The league did this last year as well and it’s a little ridiculous.  Brian Boucher winning game three?  Seriously?  That’s history?

The NHL also has videos for James Neal scoring an overtime goal in a game four against the Lightning, Drew Doughty scoring two goals in a game two against San Jose, Marc-Andre Fleury shutting out Tampa Bay in game one, the Sedins picking up some points in game two against the Blackhawks and a few others.

These moments are relatively common and boring.  They’re not history in the making.

We understand what the NHL is trying to do here.  They’re hoping to connect big moments of this year’s playoffs with great moments from the past.  They’re trying to convey the point that history can happen in any game and that you’ll remember these playoffs for the rest of your life.

But they’re devaluing their own point by choosing moments that are relatively mundane.  The best of these new ads is the Sharks comeback against the Kings.

That game is likely one that you’ll remember for a very long time.  It feels right putting it on par with great moments of the past.  Those are the kinds of moments that the NHL should be focusing on with this campaign.  Yes, they don’t happen every day, but they’re the unique moments that make the playoffs exciting.

While we’re on that point, how come the NHL didn’t do one for the Captials comeback last night?  Sure, it wasn’t incredibly historic, but it was more memorable than Fleury winning game one in Pittsburgh or Dubinsky scoring the winner in game three.  We would have settled for a “History Can Hear You” video about the MSG crowd.  That was a moment to remember, regardless of the final score of the game.
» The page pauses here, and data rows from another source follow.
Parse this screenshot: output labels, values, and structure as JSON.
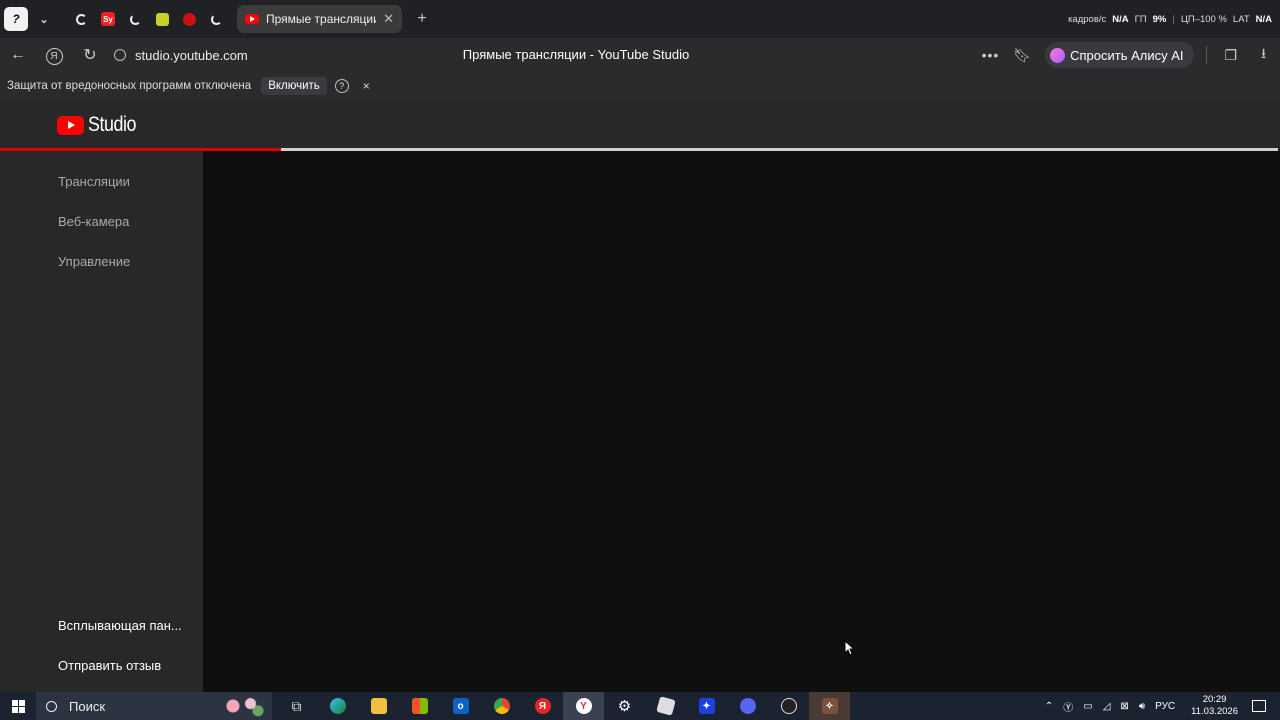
{
  "browser": {
    "app_button": "?",
    "tab_sy_label": "Sy",
    "active_tab_title": "Прямые трансляции -",
    "new_tab": "+",
    "sysinfo": {
      "fps_label": "кадров/с",
      "fps_value": "N/A",
      "gpu_label": "ГП",
      "gpu_value": "9%",
      "cpu_label": "ЦП–100 %",
      "lang": "LAT",
      "na": "N/A"
    },
    "url": "studio.youtube.com",
    "page_title": "Прямые трансляции - YouTube Studio",
    "alice_button": "Спросить Алису AI"
  },
  "notification": {
    "text": "Защита от вредоносных программ отключена",
    "enable_button": "Включить",
    "help": "?",
    "close": "×"
  },
  "studio": {
    "logo_text": "Studio",
    "loading_progress": 0.22,
    "sidebar": {
      "items": [
        {
          "label": "Трансляции"
        },
        {
          "label": "Веб-камера"
        },
        {
          "label": "Управление"
        }
      ],
      "bottom": [
        {
          "label": "Всплывающая пан..."
        },
        {
          "label": "Отправить отзыв"
        }
      ]
    }
  },
  "taskbar": {
    "search_placeholder": "Поиск",
    "tray": {
      "language": "РУС",
      "time": "20:29",
      "date": "11.03.2026"
    }
  },
  "colors": {
    "youtube_red": "#ff0000",
    "progress_red": "#e00000",
    "sidebar_bg": "#282828",
    "main_bg": "#0f0f0f"
  }
}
For some reason that commercial wasn’t made, and we’re left with things like “History scores the third goal in a 5-4 game” and “History picks up a secondary assist in the first period.”
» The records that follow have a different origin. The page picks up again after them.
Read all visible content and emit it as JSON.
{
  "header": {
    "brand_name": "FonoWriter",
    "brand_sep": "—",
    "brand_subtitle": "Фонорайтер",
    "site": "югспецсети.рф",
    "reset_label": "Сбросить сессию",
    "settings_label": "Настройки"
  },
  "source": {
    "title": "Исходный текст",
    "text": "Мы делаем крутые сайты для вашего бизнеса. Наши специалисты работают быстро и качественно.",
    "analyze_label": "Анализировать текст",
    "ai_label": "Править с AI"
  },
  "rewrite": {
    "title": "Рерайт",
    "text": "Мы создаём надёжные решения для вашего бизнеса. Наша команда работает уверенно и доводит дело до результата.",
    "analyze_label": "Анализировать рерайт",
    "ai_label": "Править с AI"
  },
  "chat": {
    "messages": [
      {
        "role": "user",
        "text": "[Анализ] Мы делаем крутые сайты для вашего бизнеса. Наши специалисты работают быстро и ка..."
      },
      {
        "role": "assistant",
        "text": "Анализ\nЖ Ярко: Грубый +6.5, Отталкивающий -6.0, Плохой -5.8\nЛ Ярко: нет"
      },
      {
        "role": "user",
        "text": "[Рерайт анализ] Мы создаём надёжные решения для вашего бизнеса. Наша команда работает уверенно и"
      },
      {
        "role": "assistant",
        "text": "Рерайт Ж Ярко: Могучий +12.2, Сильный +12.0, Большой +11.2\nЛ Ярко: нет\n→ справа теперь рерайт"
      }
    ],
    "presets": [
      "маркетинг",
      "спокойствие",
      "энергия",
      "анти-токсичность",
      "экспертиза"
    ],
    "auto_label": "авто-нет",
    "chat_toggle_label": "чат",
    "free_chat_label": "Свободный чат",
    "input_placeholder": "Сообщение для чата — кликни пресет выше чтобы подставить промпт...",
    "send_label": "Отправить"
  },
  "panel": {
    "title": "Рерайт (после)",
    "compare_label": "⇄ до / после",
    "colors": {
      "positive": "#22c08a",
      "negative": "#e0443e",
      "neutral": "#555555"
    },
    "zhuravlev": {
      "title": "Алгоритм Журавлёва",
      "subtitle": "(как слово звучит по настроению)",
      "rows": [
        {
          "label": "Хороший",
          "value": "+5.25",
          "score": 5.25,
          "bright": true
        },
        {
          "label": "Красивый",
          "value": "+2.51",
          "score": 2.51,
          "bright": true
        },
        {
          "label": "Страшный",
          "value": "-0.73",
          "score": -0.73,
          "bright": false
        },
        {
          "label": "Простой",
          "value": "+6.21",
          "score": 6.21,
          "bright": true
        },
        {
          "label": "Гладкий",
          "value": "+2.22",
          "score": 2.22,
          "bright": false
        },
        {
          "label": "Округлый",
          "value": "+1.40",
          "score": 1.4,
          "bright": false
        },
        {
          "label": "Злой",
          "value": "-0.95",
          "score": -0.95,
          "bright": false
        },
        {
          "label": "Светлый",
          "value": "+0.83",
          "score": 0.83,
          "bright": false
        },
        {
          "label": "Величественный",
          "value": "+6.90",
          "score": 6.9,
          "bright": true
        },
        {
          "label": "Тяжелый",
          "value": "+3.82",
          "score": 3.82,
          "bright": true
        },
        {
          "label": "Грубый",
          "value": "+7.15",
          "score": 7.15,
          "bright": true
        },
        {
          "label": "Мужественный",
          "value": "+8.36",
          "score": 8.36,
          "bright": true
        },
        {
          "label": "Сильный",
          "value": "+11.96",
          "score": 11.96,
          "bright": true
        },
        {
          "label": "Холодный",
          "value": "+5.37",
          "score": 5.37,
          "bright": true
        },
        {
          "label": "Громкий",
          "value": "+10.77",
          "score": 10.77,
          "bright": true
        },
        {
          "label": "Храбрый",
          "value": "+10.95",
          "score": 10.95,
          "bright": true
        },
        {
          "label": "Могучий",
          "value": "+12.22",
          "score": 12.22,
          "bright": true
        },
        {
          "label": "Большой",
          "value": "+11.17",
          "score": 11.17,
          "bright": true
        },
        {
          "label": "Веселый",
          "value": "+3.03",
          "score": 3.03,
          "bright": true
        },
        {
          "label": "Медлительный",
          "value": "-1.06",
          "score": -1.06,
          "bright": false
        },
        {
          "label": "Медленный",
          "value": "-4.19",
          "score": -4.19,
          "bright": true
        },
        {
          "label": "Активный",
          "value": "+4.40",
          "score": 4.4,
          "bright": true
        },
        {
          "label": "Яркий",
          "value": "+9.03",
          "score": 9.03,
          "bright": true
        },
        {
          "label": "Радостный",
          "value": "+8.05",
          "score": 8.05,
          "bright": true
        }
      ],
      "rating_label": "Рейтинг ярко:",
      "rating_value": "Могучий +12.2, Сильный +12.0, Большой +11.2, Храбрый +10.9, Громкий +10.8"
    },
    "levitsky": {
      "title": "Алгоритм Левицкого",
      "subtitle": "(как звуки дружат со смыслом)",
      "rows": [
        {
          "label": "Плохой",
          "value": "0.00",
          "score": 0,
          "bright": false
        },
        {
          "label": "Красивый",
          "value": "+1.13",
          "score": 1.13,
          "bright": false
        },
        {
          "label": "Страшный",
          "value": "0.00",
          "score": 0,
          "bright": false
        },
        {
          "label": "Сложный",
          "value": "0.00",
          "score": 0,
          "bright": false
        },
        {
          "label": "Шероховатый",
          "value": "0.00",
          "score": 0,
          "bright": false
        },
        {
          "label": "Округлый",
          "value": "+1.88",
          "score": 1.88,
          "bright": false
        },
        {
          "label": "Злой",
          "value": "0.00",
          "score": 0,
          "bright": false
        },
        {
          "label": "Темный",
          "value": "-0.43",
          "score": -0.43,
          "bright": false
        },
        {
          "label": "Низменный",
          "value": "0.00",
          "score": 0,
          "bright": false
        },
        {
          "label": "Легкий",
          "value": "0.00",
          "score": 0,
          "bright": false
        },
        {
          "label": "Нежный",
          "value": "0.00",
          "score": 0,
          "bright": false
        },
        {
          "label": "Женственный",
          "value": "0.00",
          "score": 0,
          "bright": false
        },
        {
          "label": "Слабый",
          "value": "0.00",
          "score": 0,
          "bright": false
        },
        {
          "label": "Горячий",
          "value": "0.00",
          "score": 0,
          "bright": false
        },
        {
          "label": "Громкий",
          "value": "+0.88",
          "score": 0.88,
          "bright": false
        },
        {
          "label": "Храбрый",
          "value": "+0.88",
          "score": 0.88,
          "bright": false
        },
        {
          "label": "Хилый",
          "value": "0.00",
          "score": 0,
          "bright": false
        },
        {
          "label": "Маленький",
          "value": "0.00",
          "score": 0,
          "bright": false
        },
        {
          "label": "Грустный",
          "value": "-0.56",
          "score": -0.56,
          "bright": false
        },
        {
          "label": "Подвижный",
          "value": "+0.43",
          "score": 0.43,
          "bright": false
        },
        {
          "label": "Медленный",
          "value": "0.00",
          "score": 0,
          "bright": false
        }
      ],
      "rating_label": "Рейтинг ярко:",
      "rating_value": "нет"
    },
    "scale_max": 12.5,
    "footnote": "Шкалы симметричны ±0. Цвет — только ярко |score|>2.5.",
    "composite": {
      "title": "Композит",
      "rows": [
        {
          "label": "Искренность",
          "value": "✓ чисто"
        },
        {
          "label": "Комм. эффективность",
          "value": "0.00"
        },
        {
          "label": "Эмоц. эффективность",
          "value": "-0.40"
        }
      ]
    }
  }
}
Maybe the league should wait until a series is over before making these videos, because the ones they’re making right now are not very interesting.  They even managed to make the Montreal/Boston rivalry seem boring, which seemed impossible up until this point.

It might as well have said “History wins the first two games of a series.”

Unlike the ads that the league released before the playoffs started, these new spots have very little emotion in them.  They’re simply not exciting or memorable, which is ironic since they’re supposed to be documenting “historic” moments.  The league doesn’t need to make new versions of these ads after every game.  All they’re doing by producing so many ads is devaluing actual historic moments by comparing them to routine events.

We fear that “History dumps the puck in so a team can change lines” could be next.